Acute gastroenteritis is the most common infectious disease encountered when camping. Symptoms of vomiting, diarrhea, and abdominal cramps may begin to appear hours to days after ingestion.
Keep it cold: Bacteria are slow to grow in temperatures below 40 degrees F or above 140 degrees F. The temperature range in between is known as the danger zone where bacteria can multiply rapidly. Since a heat source is usually unavailable to transport foods, it’s best to start with perishable foods chilled or frozen, then packed with plenty of ice, frozen gel packs, or frozen juice boxes.

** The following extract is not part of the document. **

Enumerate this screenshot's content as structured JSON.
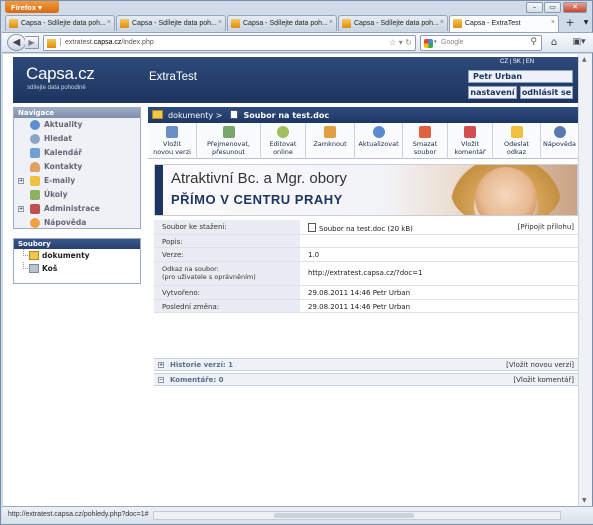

Keep it clean: Start with clean hands by utilizing soap and water or disposable wipes before handling food. Wash fruits and vegetables before cutting them on a clean surface. Avoid cross-contamination by never allowing raw meat, poultry, or their juices to come into contact with fresh or prepared foods. Keep all raw and cooked meat, poultry, or fish separate and always wash hands properly after handling. Use only a clean water source to wash hands, dishes, and fresh fruits and vegetables. If water is not available, properly using hand sanitizer with at least 60 percent alcohol can help to reduce the number of microbes in most situations. But hand sanitizer does not eliminate all germs. Correct hand washing remains the best way to prevent illnesses from being transmitted. Also, remember in the backcountry to follow recommended water treatment protocols when rehydrating food, cooking, or drinking.
Cook it thoroughly: Many Scouts are cooking on their own for the first time. It can be difficult to determine doneness of meat and poultry as color is not a good indicator. Meat can harbor dangerous bacteria. A digital meat thermometer is a good tool to have in the chuck box and to use when cooking meat, poultry, and fish. The references listed below provide safe minimum internal temperatures. Be sure to clean your thermometer between uses.
- U.S. Department of Health and Human Services, “Keep Food Safe—Summer and Vacations”
- U.S. Food and Drug Administration, “Foodborne Illnesses: What You Need to Know”
- Centers for Disease Control and Prevention, “Handwashing: Clean Hands Save Lives”
- Boy Scout Handbook, Chapter 10
- Cooking merit badge pamphlet